- Instructions to follow
Output the records that follow exactly as they are written.
■ ■ ■
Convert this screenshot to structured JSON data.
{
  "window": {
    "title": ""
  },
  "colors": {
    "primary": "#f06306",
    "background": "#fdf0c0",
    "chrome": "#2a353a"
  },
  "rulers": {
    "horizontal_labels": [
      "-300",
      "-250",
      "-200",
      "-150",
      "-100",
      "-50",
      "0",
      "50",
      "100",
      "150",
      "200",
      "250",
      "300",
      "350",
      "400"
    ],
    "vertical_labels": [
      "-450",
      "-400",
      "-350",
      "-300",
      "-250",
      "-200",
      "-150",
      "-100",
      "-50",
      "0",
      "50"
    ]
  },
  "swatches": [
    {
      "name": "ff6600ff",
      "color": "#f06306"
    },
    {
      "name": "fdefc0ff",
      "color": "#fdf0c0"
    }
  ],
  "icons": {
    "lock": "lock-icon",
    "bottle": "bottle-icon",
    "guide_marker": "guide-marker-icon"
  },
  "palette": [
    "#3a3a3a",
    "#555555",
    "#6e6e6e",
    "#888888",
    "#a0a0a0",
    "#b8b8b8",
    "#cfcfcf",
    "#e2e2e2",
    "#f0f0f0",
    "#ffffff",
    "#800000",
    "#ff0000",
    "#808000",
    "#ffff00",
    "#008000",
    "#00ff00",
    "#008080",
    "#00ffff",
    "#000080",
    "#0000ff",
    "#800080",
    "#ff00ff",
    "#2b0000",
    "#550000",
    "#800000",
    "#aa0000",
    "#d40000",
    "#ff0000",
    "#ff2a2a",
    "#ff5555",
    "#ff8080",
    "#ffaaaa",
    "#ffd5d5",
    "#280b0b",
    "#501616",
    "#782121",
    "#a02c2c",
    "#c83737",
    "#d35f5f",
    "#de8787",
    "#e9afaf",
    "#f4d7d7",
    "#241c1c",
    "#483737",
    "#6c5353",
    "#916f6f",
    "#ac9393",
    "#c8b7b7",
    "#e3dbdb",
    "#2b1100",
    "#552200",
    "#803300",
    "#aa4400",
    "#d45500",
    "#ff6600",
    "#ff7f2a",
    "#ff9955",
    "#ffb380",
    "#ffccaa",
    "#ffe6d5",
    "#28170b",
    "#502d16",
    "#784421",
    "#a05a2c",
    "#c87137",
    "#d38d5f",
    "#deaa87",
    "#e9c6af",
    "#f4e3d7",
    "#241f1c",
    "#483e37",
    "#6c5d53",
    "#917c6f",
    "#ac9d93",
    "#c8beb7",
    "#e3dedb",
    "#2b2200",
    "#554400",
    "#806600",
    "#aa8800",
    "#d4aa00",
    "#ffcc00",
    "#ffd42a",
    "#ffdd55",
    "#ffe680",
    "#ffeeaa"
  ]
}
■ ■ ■
- Solution to this exercise
Convert this screenshot to structured JSON data.
{
  "window": {
    "title": ""
  },
  "colors": {
    "primary": "#f06306",
    "background": "#fdf0c0",
    "chrome": "#2a353a"
  },
  "rulers": {
    "horizontal_labels": [
      "-300",
      "-250",
      "-200",
      "-150",
      "-100",
      "-50",
      "0",
      "50",
      "100",
      "150",
      "200",
      "250",
      "300",
      "350",
      "400"
    ],
    "vertical_labels": [
      "-450",
      "-400",
      "-350",
      "-300",
      "-250",
      "-200",
      "-150",
      "-100",
      "-50",
      "0",
      "50"
    ]
  },
  "swatches": [
    {
      "name": "ff6600ff",
      "color": "#f06306"
    },
    {
      "name": "fdefc0ff",
      "color": "#fdf0c0"
    }
  ],
  "icons": {
    "lock": "lock-icon",
    "bottle": "bottle-icon",
    "guide_marker": "guide-marker-icon"
  },
  "palette": [
    "#3a3a3a",
    "#555555",
    "#6e6e6e",
    "#888888",
    "#a0a0a0",
    "#b8b8b8",
    "#cfcfcf",
    "#e2e2e2",
    "#f0f0f0",
    "#ffffff",
    "#800000",
    "#ff0000",
    "#808000",
    "#ffff00",
    "#008000",
    "#00ff00",
    "#008080",
    "#00ffff",
    "#000080",
    "#0000ff",
    "#800080",
    "#ff00ff",
    "#2b0000",
    "#550000",
    "#800000",
    "#aa0000",
    "#d40000",
    "#ff0000",
    "#ff2a2a",
    "#ff5555",
    "#ff8080",
    "#ffaaaa",
    "#ffd5d5",
    "#280b0b",
    "#501616",
    "#782121",
    "#a02c2c",
    "#c83737",
    "#d35f5f",
    "#de8787",
    "#e9afaf",
    "#f4d7d7",
    "#241c1c",
    "#483737",
    "#6c5353",
    "#916f6f",
    "#ac9393",
    "#c8b7b7",
    "#e3dbdb",
    "#2b1100",
    "#552200",
    "#803300",
    "#aa4400",
    "#d45500",
    "#ff6600",
    "#ff7f2a",
    "#ff9955",
    "#ffb380",
    "#ffccaa",
    "#ffe6d5",
    "#28170b",
    "#502d16",
    "#784421",
    "#a05a2c",
    "#c87137",
    "#d38d5f",
    "#deaa87",
    "#e9c6af",
    "#f4e3d7",
    "#241f1c",
    "#483e37",
    "#6c5d53",
    "#917c6f",
    "#ac9d93",
    "#c8beb7",
    "#e3dedb",
    "#2b2200",
    "#554400",
    "#806600",
    "#aa8800",
    "#d4aa00",
    "#ffcc00",
    "#ffd42a",
    "#ffdd55",
    "#ffe680",
    "#ffeeaa"
  ]
}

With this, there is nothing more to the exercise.